_TASK STATEMENT_
Which lines in the data below contain the string "Output"? Show each one.

Entries taken from a collection
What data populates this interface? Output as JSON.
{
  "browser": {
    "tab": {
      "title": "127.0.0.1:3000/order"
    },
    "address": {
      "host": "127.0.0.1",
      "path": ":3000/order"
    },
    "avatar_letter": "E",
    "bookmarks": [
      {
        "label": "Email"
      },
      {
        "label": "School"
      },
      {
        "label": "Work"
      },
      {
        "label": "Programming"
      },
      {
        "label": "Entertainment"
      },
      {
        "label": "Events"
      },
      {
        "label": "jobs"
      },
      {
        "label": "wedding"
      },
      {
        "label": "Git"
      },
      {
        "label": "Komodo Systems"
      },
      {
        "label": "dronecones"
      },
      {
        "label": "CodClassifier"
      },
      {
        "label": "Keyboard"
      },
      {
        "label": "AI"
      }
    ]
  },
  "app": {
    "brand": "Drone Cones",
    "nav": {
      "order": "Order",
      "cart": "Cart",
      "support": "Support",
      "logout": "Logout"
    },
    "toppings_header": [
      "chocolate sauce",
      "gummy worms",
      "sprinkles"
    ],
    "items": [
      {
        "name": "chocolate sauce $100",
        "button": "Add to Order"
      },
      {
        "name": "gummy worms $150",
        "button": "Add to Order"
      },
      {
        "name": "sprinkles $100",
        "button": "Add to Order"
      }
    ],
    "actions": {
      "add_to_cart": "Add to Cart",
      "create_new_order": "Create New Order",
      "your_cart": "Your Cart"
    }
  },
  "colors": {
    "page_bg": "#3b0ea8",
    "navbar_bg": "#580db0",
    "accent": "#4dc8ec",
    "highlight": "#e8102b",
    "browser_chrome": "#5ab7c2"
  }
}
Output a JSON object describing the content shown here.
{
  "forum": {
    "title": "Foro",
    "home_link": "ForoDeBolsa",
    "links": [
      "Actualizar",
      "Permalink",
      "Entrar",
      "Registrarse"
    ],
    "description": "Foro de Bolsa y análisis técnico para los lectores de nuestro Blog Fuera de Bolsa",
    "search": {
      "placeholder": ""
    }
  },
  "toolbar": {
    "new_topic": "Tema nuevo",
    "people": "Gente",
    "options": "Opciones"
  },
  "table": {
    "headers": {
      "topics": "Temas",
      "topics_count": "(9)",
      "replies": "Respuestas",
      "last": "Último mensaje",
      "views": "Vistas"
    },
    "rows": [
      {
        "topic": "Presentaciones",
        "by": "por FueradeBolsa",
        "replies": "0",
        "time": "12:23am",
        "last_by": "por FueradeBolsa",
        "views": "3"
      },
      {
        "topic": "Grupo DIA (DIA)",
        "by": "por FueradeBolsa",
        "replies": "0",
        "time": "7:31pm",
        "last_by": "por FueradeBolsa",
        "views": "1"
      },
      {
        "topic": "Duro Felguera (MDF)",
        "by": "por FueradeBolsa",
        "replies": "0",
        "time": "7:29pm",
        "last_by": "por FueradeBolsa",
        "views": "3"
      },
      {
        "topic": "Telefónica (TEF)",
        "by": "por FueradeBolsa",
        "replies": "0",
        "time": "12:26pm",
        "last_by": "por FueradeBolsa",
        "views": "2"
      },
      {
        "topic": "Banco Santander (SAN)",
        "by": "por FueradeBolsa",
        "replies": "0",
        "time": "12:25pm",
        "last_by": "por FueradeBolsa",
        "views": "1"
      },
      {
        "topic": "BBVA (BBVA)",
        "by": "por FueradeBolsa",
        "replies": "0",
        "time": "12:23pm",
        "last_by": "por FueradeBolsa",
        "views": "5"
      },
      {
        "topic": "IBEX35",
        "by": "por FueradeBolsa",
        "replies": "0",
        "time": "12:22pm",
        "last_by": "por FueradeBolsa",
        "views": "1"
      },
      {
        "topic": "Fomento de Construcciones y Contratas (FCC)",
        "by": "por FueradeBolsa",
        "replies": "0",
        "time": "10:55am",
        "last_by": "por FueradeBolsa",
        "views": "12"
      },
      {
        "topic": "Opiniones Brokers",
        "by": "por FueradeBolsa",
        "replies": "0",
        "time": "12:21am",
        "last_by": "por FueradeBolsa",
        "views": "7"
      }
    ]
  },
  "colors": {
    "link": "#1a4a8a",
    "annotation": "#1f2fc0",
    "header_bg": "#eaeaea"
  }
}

_RESPONSE TO THIS EXERCISE_
What data populates this interface? Output as JSON.
Output a JSON object describing the content shown here.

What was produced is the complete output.